Leading charity for older people Age UK has called for care workers to have pay parity with the NHS.
In a major new report, Age UK revealed that despite providing a vital, life enhancing service, care workers earned 24p an hour less than shop assistants.
Caroline Abrahams, Charity Director at Age UK, said: “The lack of government funding for care often translates into exploitative working conditions for care staff, which in turn undermine the quality of care on offer to older and disabled people. Social care is above all a people business and if you don’t value the men and women who provide it you are undervaluing those who receive it too.”
The charity said the average salary of the 1.65m strong workforce amounted to just £15,000, or half the UK average.
In further findings, four in five social care workers said their mental health had been damaged during the pandemic, with 42% saying the government had not done enough to support their mental health.
One in ten said they had colleagues who had continued to work despite having COVID-19 symptoms, with 8% of workers survey by Unison saying they would receive no pay at all if they had to self-isolate or were off sick.
One in four frontline workers were unable to work as of the end of March with providers losing 6.35m extra days to sickness in March and July, more than twice the usual figure.
More than half (54%) said they were paid less than the National Living Wage of £8.72. The Real Living Wage was increased to £9.50 today.

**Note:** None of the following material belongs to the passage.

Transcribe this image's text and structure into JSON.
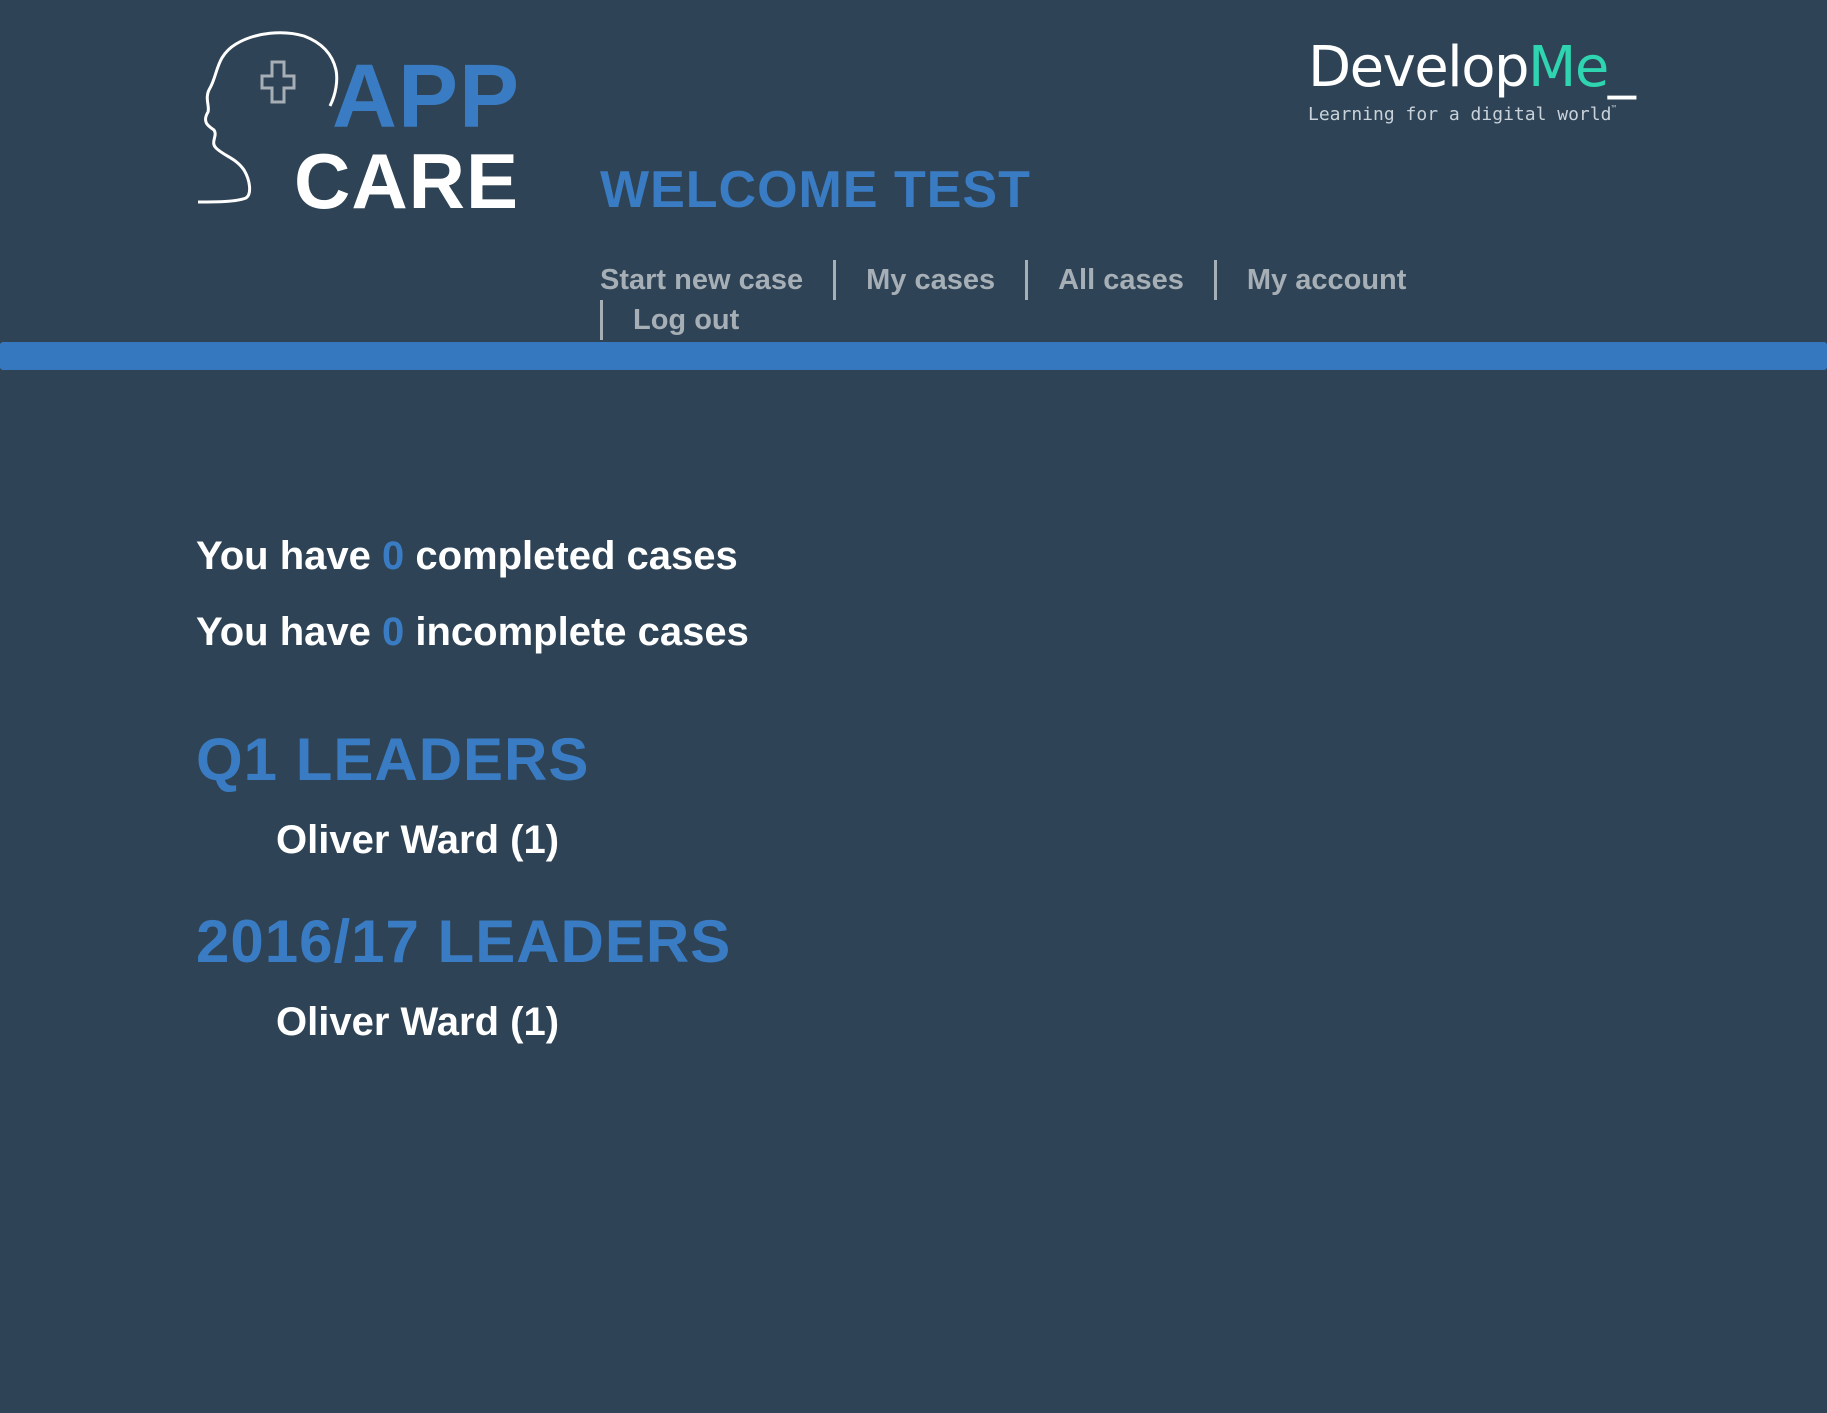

As wells as care workers achieving pay parity with the NHS, the report calls for improved learning and development for workers and ensuring the new immigration system allows for overseas workers to enter the country easily to work in the sector.
The charity also urged the government to support the physical and mental health of care staff as the NHS has done with its People Plan and to publish a workforce plan addressing minimum staff ratios and how to increase recruitment.

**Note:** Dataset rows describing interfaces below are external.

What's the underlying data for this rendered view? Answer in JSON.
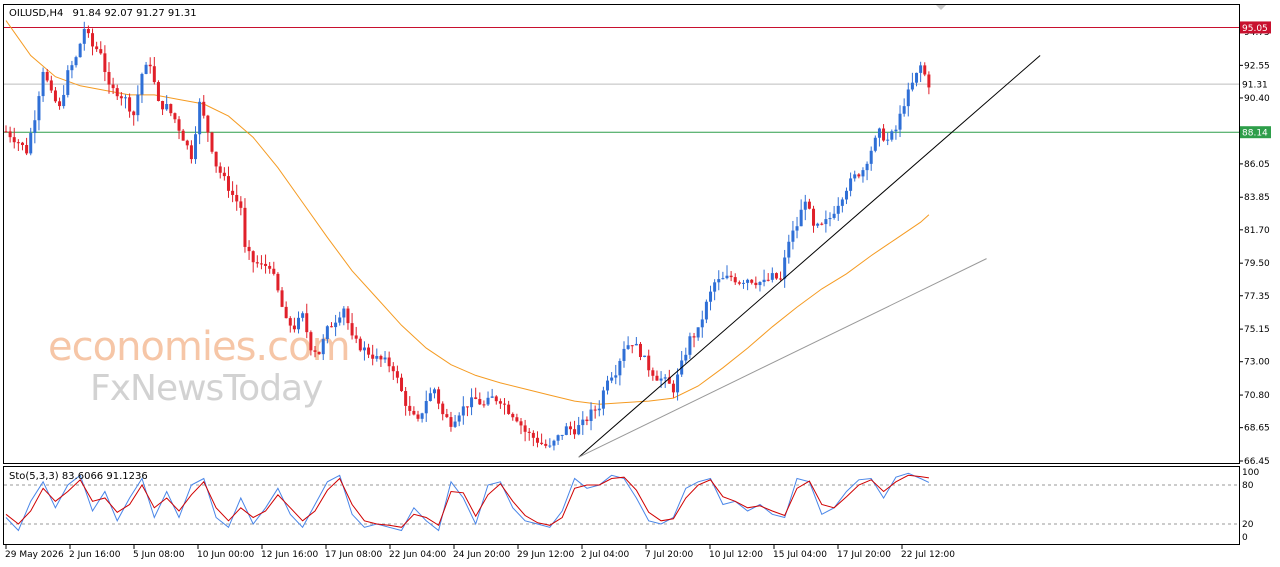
{
  "header": {
    "symbol": "OILUSD,H4",
    "ohlc": "91.84 92.07 91.27 91.31"
  },
  "watermark": {
    "line1": "economies.com",
    "line2": "FxNewsToday"
  },
  "colors": {
    "bull": "#2f6fd6",
    "bear": "#e0202a",
    "ma": "#f59b22",
    "resistance": "#c8102e",
    "support": "#2e9e4a",
    "price_line": "#bdbdbd",
    "stoch_main": "#4a86e8",
    "stoch_signal": "#d00000",
    "trendline": "#000000",
    "trendline2": "#999999"
  },
  "price_tags": {
    "resistance": "95.05",
    "current": "91.31",
    "support": "88.14"
  },
  "indicator": {
    "label": "Sto(5,3,3) 83.6066 91.1236",
    "levels": [
      "100",
      "80",
      "20",
      "0"
    ]
  },
  "chart_data": {
    "type": "candlestick",
    "symbol": "OILUSD",
    "timeframe": "H4",
    "y_ticks": [
      94.75,
      92.55,
      90.4,
      88.2,
      86.05,
      83.85,
      81.7,
      79.5,
      77.35,
      75.15,
      73.0,
      70.8,
      68.65,
      66.45
    ],
    "y_tick_labels": [
      "94.75",
      "92.55",
      "90.40",
      "88.20",
      "86.05",
      "83.85",
      "81.70",
      "79.50",
      "77.35",
      "75.15",
      "73.00",
      "70.80",
      "68.65",
      "66.45"
    ],
    "x_labels": [
      "29 May 2026",
      "2 Jun 16:00",
      "5 Jun 08:00",
      "10 Jun 00:00",
      "12 Jun 16:00",
      "17 Jun 08:00",
      "22 Jun 04:00",
      "24 Jun 20:00",
      "29 Jun 12:00",
      "2 Jul 04:00",
      "7 Jul 20:00",
      "10 Jul 12:00",
      "15 Jul 04:00",
      "17 Jul 20:00",
      "22 Jul 12:00"
    ],
    "horizontal_levels": {
      "resistance": 95.05,
      "support": 88.14,
      "current": 91.31
    },
    "close_path": [
      [
        0,
        88.2
      ],
      [
        3,
        87.5
      ],
      [
        5,
        86.9
      ],
      [
        7,
        89.2
      ],
      [
        9,
        92.3
      ],
      [
        11,
        90.6
      ],
      [
        13,
        89.7
      ],
      [
        15,
        92.0
      ],
      [
        17,
        93.0
      ],
      [
        19,
        95.0
      ],
      [
        21,
        93.8
      ],
      [
        23,
        93.5
      ],
      [
        25,
        91.0
      ],
      [
        27,
        90.8
      ],
      [
        29,
        90.3
      ],
      [
        31,
        89.3
      ],
      [
        33,
        92.0
      ],
      [
        35,
        92.7
      ],
      [
        37,
        90.0
      ],
      [
        39,
        89.8
      ],
      [
        41,
        89.0
      ],
      [
        43,
        87.8
      ],
      [
        45,
        86.6
      ],
      [
        47,
        90.0
      ],
      [
        49,
        88.2
      ],
      [
        51,
        86.0
      ],
      [
        53,
        85.0
      ],
      [
        55,
        84.0
      ],
      [
        57,
        83.2
      ],
      [
        58,
        80.4
      ],
      [
        60,
        79.6
      ],
      [
        62,
        79.3
      ],
      [
        64,
        79.4
      ],
      [
        66,
        77.6
      ],
      [
        68,
        75.6
      ],
      [
        70,
        75.3
      ],
      [
        72,
        76.0
      ],
      [
        74,
        74.0
      ],
      [
        76,
        73.6
      ],
      [
        78,
        75.1
      ],
      [
        80,
        75.8
      ],
      [
        82,
        76.6
      ],
      [
        84,
        74.5
      ],
      [
        86,
        74.0
      ],
      [
        88,
        73.6
      ],
      [
        90,
        73.2
      ],
      [
        92,
        73.0
      ],
      [
        94,
        72.6
      ],
      [
        96,
        71.0
      ],
      [
        98,
        69.6
      ],
      [
        100,
        69.0
      ],
      [
        102,
        70.5
      ],
      [
        104,
        71.2
      ],
      [
        106,
        69.5
      ],
      [
        108,
        69.0
      ],
      [
        110,
        69.7
      ],
      [
        112,
        70.2
      ],
      [
        114,
        70.5
      ],
      [
        116,
        70.1
      ],
      [
        118,
        70.6
      ],
      [
        120,
        70.5
      ],
      [
        122,
        69.8
      ],
      [
        124,
        69.3
      ],
      [
        126,
        68.4
      ],
      [
        128,
        68.0
      ],
      [
        130,
        67.6
      ],
      [
        132,
        67.3
      ],
      [
        134,
        68.0
      ],
      [
        136,
        68.6
      ],
      [
        138,
        68.5
      ],
      [
        140,
        68.9
      ],
      [
        142,
        69.6
      ],
      [
        144,
        70.1
      ],
      [
        146,
        72.0
      ],
      [
        148,
        72.4
      ],
      [
        150,
        74.0
      ],
      [
        152,
        74.3
      ],
      [
        154,
        73.6
      ],
      [
        156,
        72.6
      ],
      [
        158,
        72.0
      ],
      [
        160,
        71.7
      ],
      [
        162,
        71.2
      ],
      [
        164,
        72.8
      ],
      [
        166,
        74.5
      ],
      [
        168,
        75.0
      ],
      [
        170,
        76.8
      ],
      [
        172,
        78.2
      ],
      [
        174,
        78.4
      ],
      [
        176,
        78.6
      ],
      [
        178,
        78.3
      ],
      [
        180,
        78.5
      ],
      [
        182,
        78.3
      ],
      [
        184,
        78.2
      ],
      [
        186,
        78.6
      ],
      [
        188,
        78.4
      ],
      [
        190,
        81.0
      ],
      [
        192,
        82.0
      ],
      [
        194,
        83.8
      ],
      [
        196,
        81.8
      ],
      [
        198,
        81.9
      ],
      [
        200,
        82.5
      ],
      [
        202,
        83.5
      ],
      [
        204,
        84.5
      ],
      [
        206,
        85.2
      ],
      [
        208,
        85.7
      ],
      [
        210,
        87.0
      ],
      [
        212,
        88.1
      ],
      [
        214,
        87.6
      ],
      [
        216,
        88.3
      ],
      [
        218,
        90.1
      ],
      [
        220,
        91.3
      ],
      [
        222,
        92.5
      ],
      [
        224,
        91.31
      ]
    ],
    "moving_average": [
      [
        0,
        95.5
      ],
      [
        6,
        93.2
      ],
      [
        12,
        91.8
      ],
      [
        18,
        91.2
      ],
      [
        24,
        90.9
      ],
      [
        30,
        90.6
      ],
      [
        36,
        90.6
      ],
      [
        42,
        90.3
      ],
      [
        48,
        90.0
      ],
      [
        54,
        89.2
      ],
      [
        60,
        87.8
      ],
      [
        66,
        85.8
      ],
      [
        72,
        83.5
      ],
      [
        78,
        81.2
      ],
      [
        84,
        79.0
      ],
      [
        90,
        77.2
      ],
      [
        96,
        75.4
      ],
      [
        102,
        73.9
      ],
      [
        108,
        72.8
      ],
      [
        114,
        72.1
      ],
      [
        120,
        71.6
      ],
      [
        126,
        71.2
      ],
      [
        132,
        70.8
      ],
      [
        138,
        70.4
      ],
      [
        144,
        70.2
      ],
      [
        150,
        70.3
      ],
      [
        156,
        70.4
      ],
      [
        162,
        70.6
      ],
      [
        168,
        71.4
      ],
      [
        174,
        72.6
      ],
      [
        180,
        73.9
      ],
      [
        186,
        75.3
      ],
      [
        192,
        76.6
      ],
      [
        198,
        77.8
      ],
      [
        204,
        78.8
      ],
      [
        210,
        80.0
      ],
      [
        216,
        81.1
      ],
      [
        222,
        82.2
      ],
      [
        224,
        82.7
      ]
    ],
    "trendline_main": [
      [
        139,
        66.7
      ],
      [
        251,
        93.2
      ]
    ],
    "trendline_secondary": [
      [
        139,
        66.7
      ],
      [
        238,
        79.8
      ]
    ],
    "stochastic": {
      "main": [
        [
          0,
          30
        ],
        [
          3,
          10
        ],
        [
          6,
          55
        ],
        [
          9,
          85
        ],
        [
          12,
          45
        ],
        [
          15,
          80
        ],
        [
          18,
          95
        ],
        [
          21,
          40
        ],
        [
          24,
          70
        ],
        [
          27,
          25
        ],
        [
          30,
          60
        ],
        [
          33,
          90
        ],
        [
          36,
          30
        ],
        [
          39,
          70
        ],
        [
          42,
          30
        ],
        [
          45,
          80
        ],
        [
          48,
          90
        ],
        [
          51,
          30
        ],
        [
          54,
          15
        ],
        [
          57,
          60
        ],
        [
          60,
          20
        ],
        [
          63,
          45
        ],
        [
          66,
          75
        ],
        [
          69,
          35
        ],
        [
          72,
          15
        ],
        [
          75,
          50
        ],
        [
          78,
          85
        ],
        [
          81,
          95
        ],
        [
          84,
          35
        ],
        [
          87,
          15
        ],
        [
          90,
          20
        ],
        [
          93,
          15
        ],
        [
          96,
          10
        ],
        [
          99,
          45
        ],
        [
          102,
          25
        ],
        [
          105,
          10
        ],
        [
          108,
          85
        ],
        [
          111,
          60
        ],
        [
          114,
          20
        ],
        [
          117,
          80
        ],
        [
          120,
          85
        ],
        [
          123,
          45
        ],
        [
          126,
          25
        ],
        [
          129,
          20
        ],
        [
          132,
          15
        ],
        [
          135,
          40
        ],
        [
          138,
          90
        ],
        [
          141,
          75
        ],
        [
          144,
          80
        ],
        [
          147,
          95
        ],
        [
          150,
          90
        ],
        [
          153,
          60
        ],
        [
          156,
          25
        ],
        [
          159,
          20
        ],
        [
          162,
          30
        ],
        [
          165,
          75
        ],
        [
          168,
          85
        ],
        [
          171,
          90
        ],
        [
          174,
          50
        ],
        [
          177,
          55
        ],
        [
          180,
          40
        ],
        [
          183,
          50
        ],
        [
          186,
          35
        ],
        [
          189,
          30
        ],
        [
          192,
          90
        ],
        [
          195,
          85
        ],
        [
          198,
          35
        ],
        [
          201,
          45
        ],
        [
          204,
          70
        ],
        [
          207,
          88
        ],
        [
          210,
          90
        ],
        [
          213,
          60
        ],
        [
          216,
          92
        ],
        [
          219,
          98
        ],
        [
          222,
          90
        ],
        [
          224,
          84
        ]
      ],
      "signal": [
        [
          0,
          35
        ],
        [
          3,
          20
        ],
        [
          6,
          40
        ],
        [
          9,
          75
        ],
        [
          12,
          55
        ],
        [
          15,
          70
        ],
        [
          18,
          88
        ],
        [
          21,
          55
        ],
        [
          24,
          60
        ],
        [
          27,
          38
        ],
        [
          30,
          50
        ],
        [
          33,
          80
        ],
        [
          36,
          45
        ],
        [
          39,
          60
        ],
        [
          42,
          40
        ],
        [
          45,
          65
        ],
        [
          48,
          85
        ],
        [
          51,
          45
        ],
        [
          54,
          25
        ],
        [
          57,
          45
        ],
        [
          60,
          30
        ],
        [
          63,
          40
        ],
        [
          66,
          65
        ],
        [
          69,
          45
        ],
        [
          72,
          25
        ],
        [
          75,
          40
        ],
        [
          78,
          72
        ],
        [
          81,
          90
        ],
        [
          84,
          50
        ],
        [
          87,
          25
        ],
        [
          90,
          20
        ],
        [
          93,
          18
        ],
        [
          96,
          15
        ],
        [
          99,
          35
        ],
        [
          102,
          30
        ],
        [
          105,
          18
        ],
        [
          108,
          70
        ],
        [
          111,
          68
        ],
        [
          114,
          32
        ],
        [
          117,
          65
        ],
        [
          120,
          82
        ],
        [
          123,
          55
        ],
        [
          126,
          33
        ],
        [
          129,
          22
        ],
        [
          132,
          18
        ],
        [
          135,
          30
        ],
        [
          138,
          75
        ],
        [
          141,
          80
        ],
        [
          144,
          80
        ],
        [
          147,
          90
        ],
        [
          150,
          92
        ],
        [
          153,
          72
        ],
        [
          156,
          38
        ],
        [
          159,
          25
        ],
        [
          162,
          28
        ],
        [
          165,
          60
        ],
        [
          168,
          80
        ],
        [
          171,
          88
        ],
        [
          174,
          62
        ],
        [
          177,
          55
        ],
        [
          180,
          45
        ],
        [
          183,
          48
        ],
        [
          186,
          40
        ],
        [
          189,
          33
        ],
        [
          192,
          75
        ],
        [
          195,
          86
        ],
        [
          198,
          50
        ],
        [
          201,
          45
        ],
        [
          204,
          62
        ],
        [
          207,
          80
        ],
        [
          210,
          88
        ],
        [
          213,
          70
        ],
        [
          216,
          85
        ],
        [
          219,
          95
        ],
        [
          222,
          93
        ],
        [
          224,
          91
        ]
      ]
    }
  }
}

Age UK also called on the government to continue to ensure that PPE was readily available for care workers.
UNISON assistant general secretary and co-chair of the Future Social Care Coalition Christina McAnea, said: “These shocking findings are a wake-up call to government that enough is enough.

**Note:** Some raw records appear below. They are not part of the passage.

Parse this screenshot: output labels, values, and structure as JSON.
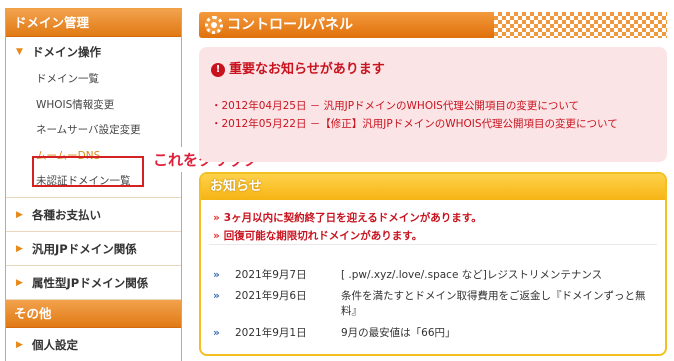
{
  "sidebar": {
    "domain_section": "ドメイン管理",
    "domain_ops": "ドメイン操作",
    "sub_items": [
      "ドメイン一覧",
      "WHOIS情報変更",
      "ネームサーバ設定変更",
      "ムームーDNS",
      "未認証ドメイン一覧"
    ],
    "groups": [
      "各種お支払い",
      "汎用JPドメイン関係",
      "属性型JPドメイン関係"
    ],
    "other_section": "その他",
    "personal": "個人設定"
  },
  "callout": "これをクリック",
  "main": {
    "title": "コントロールパネル",
    "notice_title": "重要なお知らせがあります",
    "notice_items": [
      "・2012年04月25日 － 汎用JPドメインのWHOIS代理公開項目の変更について",
      "・2012年05月22日 －【修正】汎用JPドメインのWHOIS代理公開項目の変更について"
    ],
    "oshirase_title": "お知らせ",
    "alerts": [
      "3ヶ月以内に契約終了日を迎えるドメインがあります。",
      "回復可能な期限切れドメインがあります。"
    ],
    "news": [
      {
        "date": "2021年9月7日",
        "text": "[ .pw/.xyz/.love/.space など]レジストリメンテナンス"
      },
      {
        "date": "2021年9月6日",
        "text": "条件を満たすとドメイン取得費用をご返金し『ドメインずっと無料』"
      },
      {
        "date": "2021年9月1日",
        "text": "9月の最安値は「66円」"
      }
    ]
  },
  "colors": {
    "accent": "#e17a14",
    "alert": "#c8131f",
    "highlight": "#d42222"
  }
}
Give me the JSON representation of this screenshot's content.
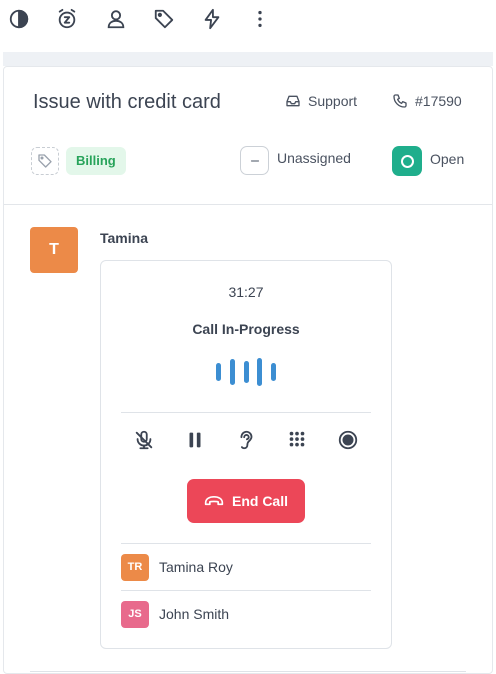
{
  "toolbar": {
    "icons": [
      "contrast-icon",
      "snooze-icon",
      "user-icon",
      "tag-icon",
      "macro-icon",
      "more-icon"
    ]
  },
  "conversation": {
    "title": "Issue with credit card",
    "inbox_label": "Support",
    "ticket_number": "#17590",
    "label_tag": "Billing",
    "assignee_label": "Unassigned",
    "status_label": "Open",
    "colors": {
      "open_status": "#1fae8c",
      "billing_bg": "#e3f7ea",
      "billing_text": "#27a35a"
    }
  },
  "message": {
    "avatar_initial": "T",
    "author": "Tamina",
    "avatar_color": "#ec8a48"
  },
  "call": {
    "timer": "31:27",
    "status": "Call In-Progress",
    "controls": [
      "mute-icon",
      "pause-icon",
      "listen-icon",
      "keypad-icon",
      "record-icon"
    ],
    "end_call_label": "End Call",
    "end_call_color": "#ec4758",
    "participants": [
      {
        "initials": "TR",
        "name": "Tamina Roy",
        "color": "#ec8a48"
      },
      {
        "initials": "JS",
        "name": "John Smith",
        "color": "#e86a8c"
      }
    ]
  }
}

“Care staff can’t go on being ignored, undervalued and left to exist on poverty wages. A wage boost is needed now to get them through the pandemic and attract new recruits.
“A national care service would also bring about long overdue reform of the sector. It would drive up standards, boost pay and training and ensure the care service is put on an equal footing with the NHS.”
A government spokesperson said: “We are incredibly grateful for the tireless efforts of all our care workers in the fight against coronavirus. Social care workers over 25 must be paid at least the National Living wage, which this year has seen the largest increase ever – putting an additional £930 into the pockets of over 2 million of the UK’s lowest paid.